Excerpted records section start

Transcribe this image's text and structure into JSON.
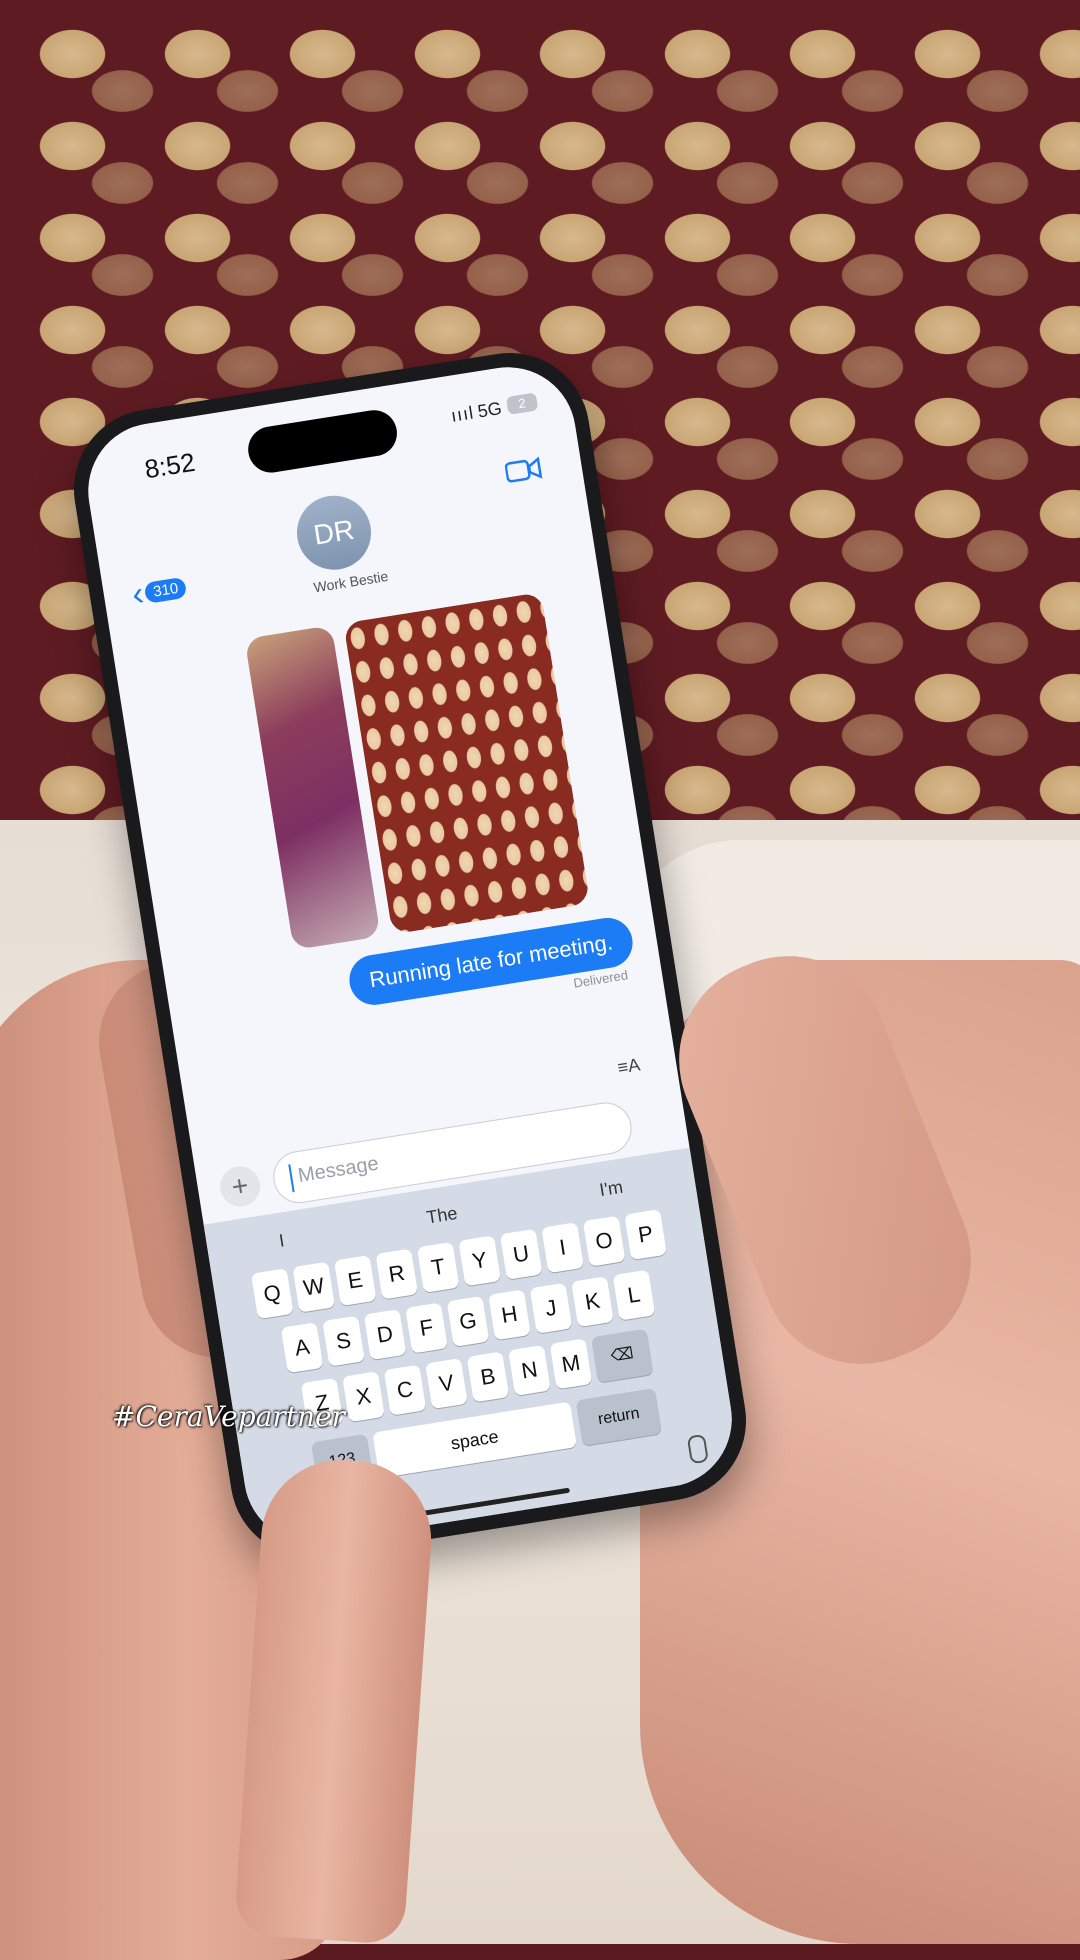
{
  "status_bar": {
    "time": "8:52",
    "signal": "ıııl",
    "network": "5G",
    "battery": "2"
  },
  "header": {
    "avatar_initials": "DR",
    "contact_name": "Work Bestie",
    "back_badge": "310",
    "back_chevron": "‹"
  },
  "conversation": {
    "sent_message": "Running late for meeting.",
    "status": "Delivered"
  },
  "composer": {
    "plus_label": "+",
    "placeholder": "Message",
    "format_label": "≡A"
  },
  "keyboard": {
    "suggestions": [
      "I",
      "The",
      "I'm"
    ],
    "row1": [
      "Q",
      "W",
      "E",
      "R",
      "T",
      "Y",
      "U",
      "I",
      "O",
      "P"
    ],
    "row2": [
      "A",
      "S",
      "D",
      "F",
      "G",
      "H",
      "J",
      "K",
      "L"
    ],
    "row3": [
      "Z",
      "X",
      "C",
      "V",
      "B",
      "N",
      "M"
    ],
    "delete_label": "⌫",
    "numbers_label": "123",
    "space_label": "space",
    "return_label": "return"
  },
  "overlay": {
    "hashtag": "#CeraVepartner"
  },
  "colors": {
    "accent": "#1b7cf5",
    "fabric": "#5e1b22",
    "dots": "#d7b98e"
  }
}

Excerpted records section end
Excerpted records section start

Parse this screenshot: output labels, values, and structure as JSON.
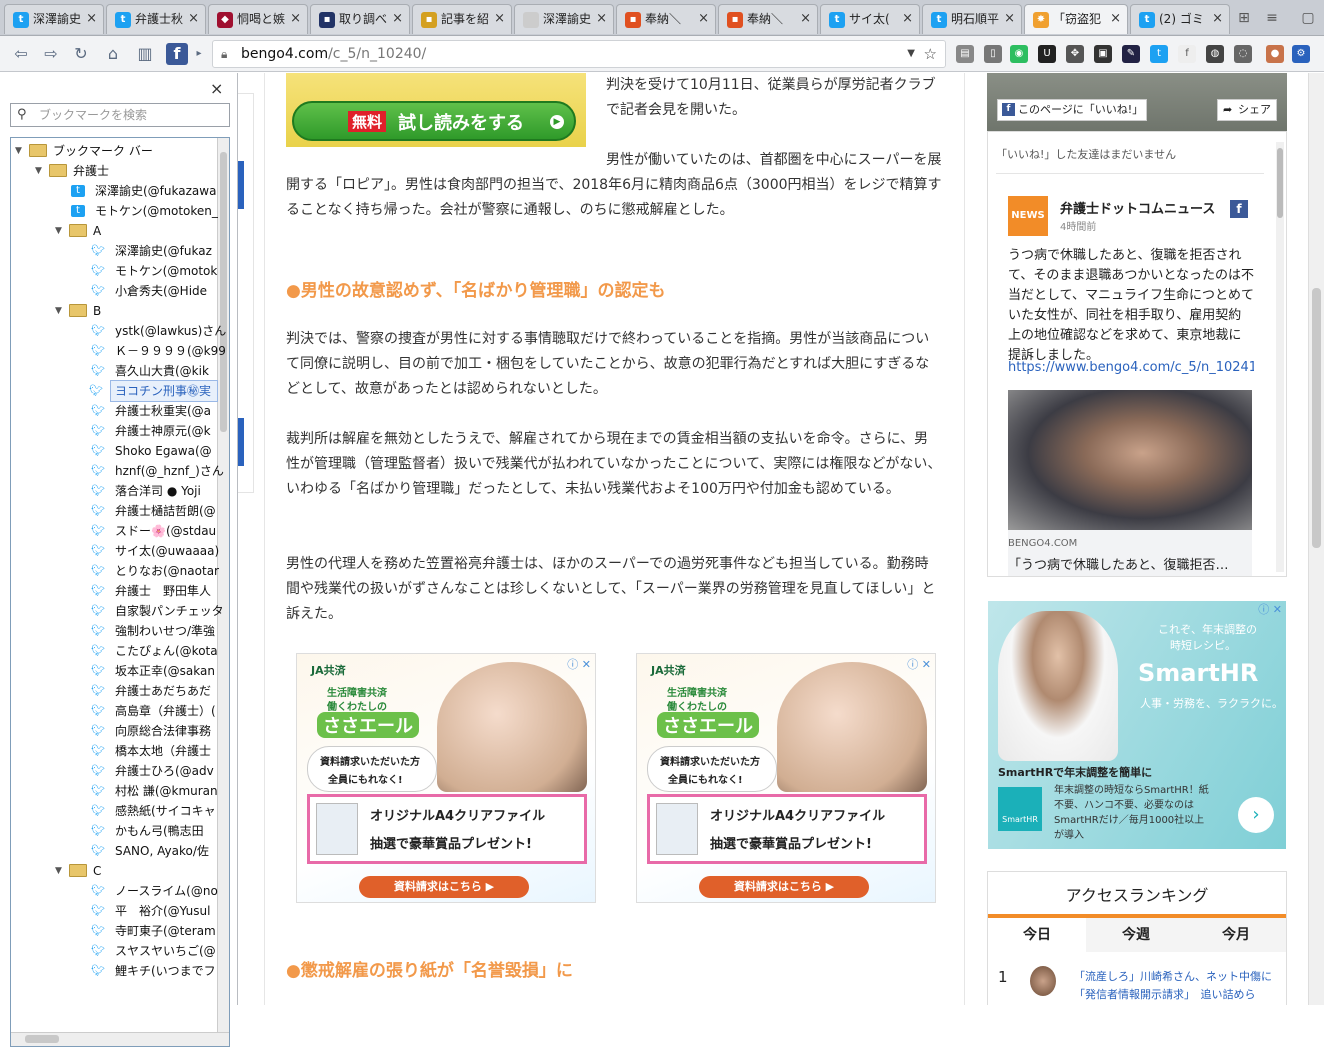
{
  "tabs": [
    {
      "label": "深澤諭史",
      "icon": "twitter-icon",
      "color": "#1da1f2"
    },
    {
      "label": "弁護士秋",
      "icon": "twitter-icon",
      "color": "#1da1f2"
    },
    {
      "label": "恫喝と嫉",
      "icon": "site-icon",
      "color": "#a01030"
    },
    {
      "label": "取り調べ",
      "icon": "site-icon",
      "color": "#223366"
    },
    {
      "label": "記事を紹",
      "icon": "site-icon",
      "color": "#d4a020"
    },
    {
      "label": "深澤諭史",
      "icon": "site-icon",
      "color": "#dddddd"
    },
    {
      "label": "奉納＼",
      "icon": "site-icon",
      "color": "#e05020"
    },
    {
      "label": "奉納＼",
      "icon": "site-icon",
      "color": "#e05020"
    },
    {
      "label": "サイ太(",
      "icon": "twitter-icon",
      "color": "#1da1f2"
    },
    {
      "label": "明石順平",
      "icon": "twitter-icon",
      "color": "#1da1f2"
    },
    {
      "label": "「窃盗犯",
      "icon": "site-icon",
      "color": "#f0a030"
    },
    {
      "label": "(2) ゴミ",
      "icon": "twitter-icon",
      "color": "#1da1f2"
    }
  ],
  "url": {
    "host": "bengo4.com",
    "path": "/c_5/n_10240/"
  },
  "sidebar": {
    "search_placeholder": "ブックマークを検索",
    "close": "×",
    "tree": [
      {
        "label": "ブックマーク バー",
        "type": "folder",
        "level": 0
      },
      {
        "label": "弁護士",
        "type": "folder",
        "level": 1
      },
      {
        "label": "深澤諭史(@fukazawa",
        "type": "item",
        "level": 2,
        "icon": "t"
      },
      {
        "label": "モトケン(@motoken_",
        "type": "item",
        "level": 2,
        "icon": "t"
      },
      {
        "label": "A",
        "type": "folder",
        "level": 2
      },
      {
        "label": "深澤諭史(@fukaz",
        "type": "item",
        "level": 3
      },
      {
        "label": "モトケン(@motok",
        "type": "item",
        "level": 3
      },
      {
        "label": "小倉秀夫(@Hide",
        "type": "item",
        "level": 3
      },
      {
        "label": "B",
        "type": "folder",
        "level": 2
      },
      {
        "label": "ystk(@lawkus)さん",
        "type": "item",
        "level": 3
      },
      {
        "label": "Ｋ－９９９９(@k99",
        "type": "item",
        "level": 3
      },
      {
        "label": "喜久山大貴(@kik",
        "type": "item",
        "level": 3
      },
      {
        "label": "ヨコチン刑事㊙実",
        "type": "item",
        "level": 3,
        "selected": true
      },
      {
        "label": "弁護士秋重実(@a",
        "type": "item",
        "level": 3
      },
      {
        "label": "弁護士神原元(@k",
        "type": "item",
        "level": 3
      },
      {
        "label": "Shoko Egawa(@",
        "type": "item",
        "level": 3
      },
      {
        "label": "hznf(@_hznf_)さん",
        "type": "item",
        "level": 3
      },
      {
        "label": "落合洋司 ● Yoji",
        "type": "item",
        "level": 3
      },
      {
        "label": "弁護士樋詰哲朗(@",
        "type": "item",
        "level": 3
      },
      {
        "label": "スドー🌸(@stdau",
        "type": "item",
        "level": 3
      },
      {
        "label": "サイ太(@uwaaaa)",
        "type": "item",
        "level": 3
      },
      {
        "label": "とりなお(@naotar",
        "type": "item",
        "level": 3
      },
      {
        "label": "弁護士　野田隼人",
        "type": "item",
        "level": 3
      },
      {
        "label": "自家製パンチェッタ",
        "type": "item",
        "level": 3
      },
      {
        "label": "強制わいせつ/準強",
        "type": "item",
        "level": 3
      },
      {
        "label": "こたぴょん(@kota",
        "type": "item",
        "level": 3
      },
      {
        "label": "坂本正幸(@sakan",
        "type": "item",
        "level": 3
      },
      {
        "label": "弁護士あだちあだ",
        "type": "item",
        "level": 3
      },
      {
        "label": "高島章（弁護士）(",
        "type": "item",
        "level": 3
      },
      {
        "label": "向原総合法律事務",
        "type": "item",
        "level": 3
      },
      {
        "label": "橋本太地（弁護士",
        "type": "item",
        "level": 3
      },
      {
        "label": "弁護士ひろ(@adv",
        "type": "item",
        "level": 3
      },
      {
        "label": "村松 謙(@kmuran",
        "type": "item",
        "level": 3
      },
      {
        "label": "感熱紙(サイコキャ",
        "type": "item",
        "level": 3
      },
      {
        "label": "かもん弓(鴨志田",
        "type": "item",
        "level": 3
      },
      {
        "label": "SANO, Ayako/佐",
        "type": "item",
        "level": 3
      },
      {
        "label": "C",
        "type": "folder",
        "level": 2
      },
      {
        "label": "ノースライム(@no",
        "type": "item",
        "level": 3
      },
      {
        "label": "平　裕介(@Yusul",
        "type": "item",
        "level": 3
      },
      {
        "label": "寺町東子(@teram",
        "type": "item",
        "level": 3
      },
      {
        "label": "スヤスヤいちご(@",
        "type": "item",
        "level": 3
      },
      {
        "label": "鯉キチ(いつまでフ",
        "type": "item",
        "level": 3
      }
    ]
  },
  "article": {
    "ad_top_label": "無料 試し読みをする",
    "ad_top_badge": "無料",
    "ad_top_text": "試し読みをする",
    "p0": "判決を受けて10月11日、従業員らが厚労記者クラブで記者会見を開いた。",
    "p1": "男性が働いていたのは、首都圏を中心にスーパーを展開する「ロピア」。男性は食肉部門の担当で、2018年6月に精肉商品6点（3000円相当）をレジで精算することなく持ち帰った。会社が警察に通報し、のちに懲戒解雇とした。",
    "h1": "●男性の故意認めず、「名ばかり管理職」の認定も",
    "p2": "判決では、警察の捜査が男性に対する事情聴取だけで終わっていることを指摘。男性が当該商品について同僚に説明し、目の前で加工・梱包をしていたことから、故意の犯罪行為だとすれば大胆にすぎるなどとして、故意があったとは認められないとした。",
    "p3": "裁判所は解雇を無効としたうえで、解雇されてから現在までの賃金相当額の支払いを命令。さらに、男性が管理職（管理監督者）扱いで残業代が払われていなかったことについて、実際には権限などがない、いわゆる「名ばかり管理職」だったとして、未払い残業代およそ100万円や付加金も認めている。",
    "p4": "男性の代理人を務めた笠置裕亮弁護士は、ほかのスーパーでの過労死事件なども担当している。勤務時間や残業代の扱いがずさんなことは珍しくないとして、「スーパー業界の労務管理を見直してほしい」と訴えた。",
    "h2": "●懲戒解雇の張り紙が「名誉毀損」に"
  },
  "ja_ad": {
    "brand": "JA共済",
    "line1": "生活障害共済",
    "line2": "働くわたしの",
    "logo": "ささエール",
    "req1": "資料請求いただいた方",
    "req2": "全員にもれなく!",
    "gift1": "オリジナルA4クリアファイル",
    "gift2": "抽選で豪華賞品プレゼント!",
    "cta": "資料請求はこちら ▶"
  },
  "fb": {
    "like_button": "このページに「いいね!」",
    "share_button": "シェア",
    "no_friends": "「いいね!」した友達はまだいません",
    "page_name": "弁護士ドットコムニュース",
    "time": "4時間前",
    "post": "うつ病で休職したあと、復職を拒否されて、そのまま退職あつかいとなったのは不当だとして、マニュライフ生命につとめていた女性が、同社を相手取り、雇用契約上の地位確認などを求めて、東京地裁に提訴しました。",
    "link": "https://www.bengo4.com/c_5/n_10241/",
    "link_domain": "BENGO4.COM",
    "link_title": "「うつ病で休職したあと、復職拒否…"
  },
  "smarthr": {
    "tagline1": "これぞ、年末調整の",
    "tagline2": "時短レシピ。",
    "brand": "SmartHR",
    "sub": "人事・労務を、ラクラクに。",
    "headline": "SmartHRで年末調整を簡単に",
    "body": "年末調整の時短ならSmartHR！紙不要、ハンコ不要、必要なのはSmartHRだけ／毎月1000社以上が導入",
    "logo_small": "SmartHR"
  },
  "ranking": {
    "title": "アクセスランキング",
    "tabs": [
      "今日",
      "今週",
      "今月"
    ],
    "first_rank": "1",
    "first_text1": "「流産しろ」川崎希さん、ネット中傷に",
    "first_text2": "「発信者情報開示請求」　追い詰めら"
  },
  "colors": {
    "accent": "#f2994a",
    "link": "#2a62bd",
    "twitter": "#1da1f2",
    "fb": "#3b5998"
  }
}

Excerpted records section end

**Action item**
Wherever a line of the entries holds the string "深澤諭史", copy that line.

**Result of the task**
      "label": "深澤諭史",
      "label": "深澤諭史",
        "label": "深澤諭史(@fukazawa",
        "label": "深澤諭史(@fukaz",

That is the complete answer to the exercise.